Out of Africa. The cock that crows in the morning belongs to one household but his voice is the property of the neighborhood. -- Chinua Achebe, Anthills of the Savannah. An editor carries on his crusade against public corruption and press censorship in his native Nigeria and other African countries. By John Suval.
The Economics of Elections in Nigeria
In a special report a few hours after the history-making nomination, USAfricaonline.com Founder and Publisher Chido Nwangwu places Powell within the trajectory of history and into his unfolding clout and relevance in an essay titled 'Why Colin Powell brings gravitas, credibility and star power to Bush presidency.'
Powell named Secretary State by G.W. Bush; bipartisan commendations follow.
AFRICA AND THE U.S. ELECTIONS
Beyond U.S. electoral shenanigans, rewards and dynamics of a democratic republic hold lessons for African politics.
Bush's position on Africa is "ill-advised." The position stated by Republican presidential aspirant and Governor of Texas, George Bush where he said that "Africa will not be an area of priority" in his presidency has been questioned by USAfricaonline.com Publisher Chido Nwangwu. He added that Bush's "pre-election position was neither validated by the economic exchanges nor geo-strategic interests of our two continents."
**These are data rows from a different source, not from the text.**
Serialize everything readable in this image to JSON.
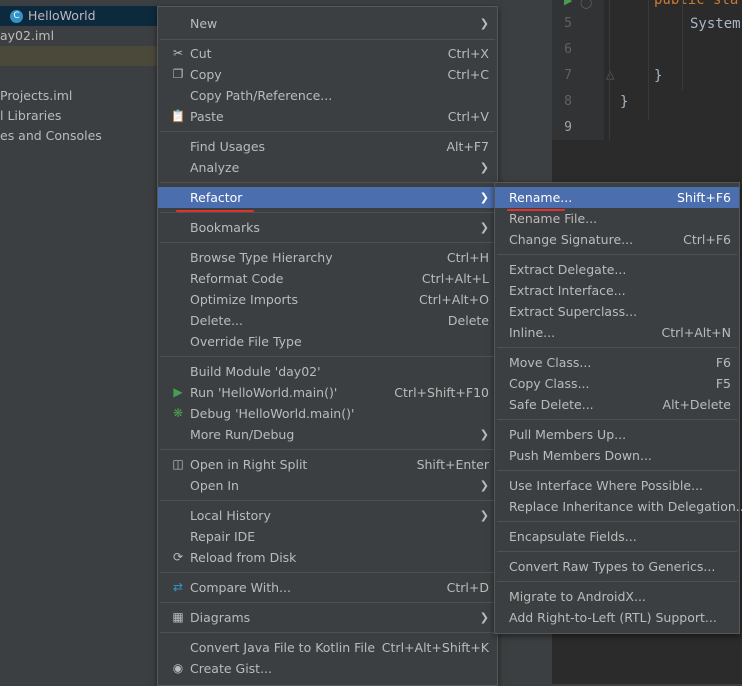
{
  "tree": {
    "rows": [
      {
        "label": "HelloWorld",
        "selected": true
      },
      {
        "label": "ay02.iml"
      },
      {
        "label": ""
      },
      {
        "label": "Projects.iml"
      },
      {
        "label": "l Libraries"
      },
      {
        "label": "es and Consoles"
      }
    ]
  },
  "editor": {
    "line_numbers": [
      "5",
      "6",
      "7",
      "8",
      "9"
    ],
    "code": {
      "line0": "public sta",
      "line5": "System",
      "line7": "}",
      "line8": "}"
    }
  },
  "main_menu": {
    "items": [
      {
        "label": "New",
        "shortcut": "",
        "submenu": true
      },
      {
        "label": "Cut",
        "shortcut": "Ctrl+X",
        "icon": "scissors-icon"
      },
      {
        "label": "Copy",
        "shortcut": "Ctrl+C",
        "icon": "copy-icon"
      },
      {
        "label": "Copy Path/Reference...",
        "shortcut": ""
      },
      {
        "label": "Paste",
        "shortcut": "Ctrl+V",
        "icon": "clipboard-icon"
      },
      {
        "label": "Find Usages",
        "shortcut": "Alt+F7"
      },
      {
        "label": "Analyze",
        "shortcut": "",
        "submenu": true
      },
      {
        "label": "Refactor",
        "shortcut": "",
        "submenu": true,
        "active": true
      },
      {
        "label": "Bookmarks",
        "shortcut": "",
        "submenu": true
      },
      {
        "label": "Browse Type Hierarchy",
        "shortcut": "Ctrl+H"
      },
      {
        "label": "Reformat Code",
        "shortcut": "Ctrl+Alt+L"
      },
      {
        "label": "Optimize Imports",
        "shortcut": "Ctrl+Alt+O"
      },
      {
        "label": "Delete...",
        "shortcut": "Delete"
      },
      {
        "label": "Override File Type",
        "shortcut": ""
      },
      {
        "label": "Build Module 'day02'",
        "shortcut": ""
      },
      {
        "label": "Run 'HelloWorld.main()'",
        "shortcut": "Ctrl+Shift+F10",
        "icon": "run-icon"
      },
      {
        "label": "Debug 'HelloWorld.main()'",
        "shortcut": "",
        "icon": "bug-icon"
      },
      {
        "label": "More Run/Debug",
        "shortcut": "",
        "submenu": true
      },
      {
        "label": "Open in Right Split",
        "shortcut": "Shift+Enter",
        "icon": "split-icon"
      },
      {
        "label": "Open In",
        "shortcut": "",
        "submenu": true
      },
      {
        "label": "Local History",
        "shortcut": "",
        "submenu": true
      },
      {
        "label": "Repair IDE",
        "shortcut": ""
      },
      {
        "label": "Reload from Disk",
        "shortcut": "",
        "icon": "reload-icon"
      },
      {
        "label": "Compare With...",
        "shortcut": "Ctrl+D",
        "icon": "compare-icon"
      },
      {
        "label": "Diagrams",
        "shortcut": "",
        "submenu": true,
        "icon": "diagram-icon"
      },
      {
        "label": "Convert Java File to Kotlin File",
        "shortcut": "Ctrl+Alt+Shift+K"
      },
      {
        "label": "Create Gist...",
        "shortcut": "",
        "icon": "github-icon"
      }
    ]
  },
  "refactor_menu": {
    "items": [
      {
        "label": "Rename...",
        "shortcut": "Shift+F6",
        "active": true
      },
      {
        "label": "Rename File...",
        "shortcut": ""
      },
      {
        "label": "Change Signature...",
        "shortcut": "Ctrl+F6"
      },
      {
        "label": "Extract Delegate...",
        "shortcut": ""
      },
      {
        "label": "Extract Interface...",
        "shortcut": ""
      },
      {
        "label": "Extract Superclass...",
        "shortcut": ""
      },
      {
        "label": "Inline...",
        "shortcut": "Ctrl+Alt+N"
      },
      {
        "label": "Move Class...",
        "shortcut": "F6"
      },
      {
        "label": "Copy Class...",
        "shortcut": "F5"
      },
      {
        "label": "Safe Delete...",
        "shortcut": "Alt+Delete"
      },
      {
        "label": "Pull Members Up...",
        "shortcut": ""
      },
      {
        "label": "Push Members Down...",
        "shortcut": ""
      },
      {
        "label": "Use Interface Where Possible...",
        "shortcut": ""
      },
      {
        "label": "Replace Inheritance with Delegation...",
        "shortcut": ""
      },
      {
        "label": "Encapsulate Fields...",
        "shortcut": ""
      },
      {
        "label": "Convert Raw Types to Generics...",
        "shortcut": ""
      },
      {
        "label": "Migrate to AndroidX...",
        "shortcut": ""
      },
      {
        "label": "Add Right-to-Left (RTL) Support...",
        "shortcut": ""
      }
    ]
  },
  "colors": {
    "menu_bg": "#3c3f41",
    "selection": "#4b6eaf",
    "annotation_underline": "#e0312f"
  }
}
Nwangwu, adviser to the Mayor of Houston (the 4th largest city in the U.S., and immigrant home to thousands of Africans) argued further that "the issues of the heritage interests of 35 million African-Americans in Africa, the volume and value of oil business between between the U.S and Nigeria and the horrendous AIDS crisis in Africa do not lend any basis for Governor Bush's ill-advised position which removes Africa from fair consideration" were he to be elected president.
By Al Johnson
Johnnie Cochran will soon learn that defending Abacha's loot is not as simple as his O.J Simpson's case. By Chido Nwangwu
Should Africa debates begin and end at The New York Times and The Washington Post? No
Cheryl Mills' first class defense of Clinton and her detractors' game
It's wrong to stereotype Nigerians as Drug Dealers
Private initiative, free market forces, and more democratization are Keys to prosperity in Africa
Nelson Mandela, Tribute to the world's political superstar and Lion of Africa
Africa suffers the scourge of the virus. This life and pain of Kgomotso Mahlangu, a five-month-old AIDS patient (above) in a hospital in the Kalafong township near Pretoria, South Africa, on October 26, 1999, brings a certain, frightening reality to the sweeping and devastating destruction of human beings who form the core of any definition of a country's future, its national security, actual and potential economic development and internal markets.
These views were stated during an interview CNN's anchor Bernard Shaw and senior analyst Jeff Greenfield had with Mr. Nwangwu on Saturday November 18, 2000 during a special edition of 'Inside Politics 2000.'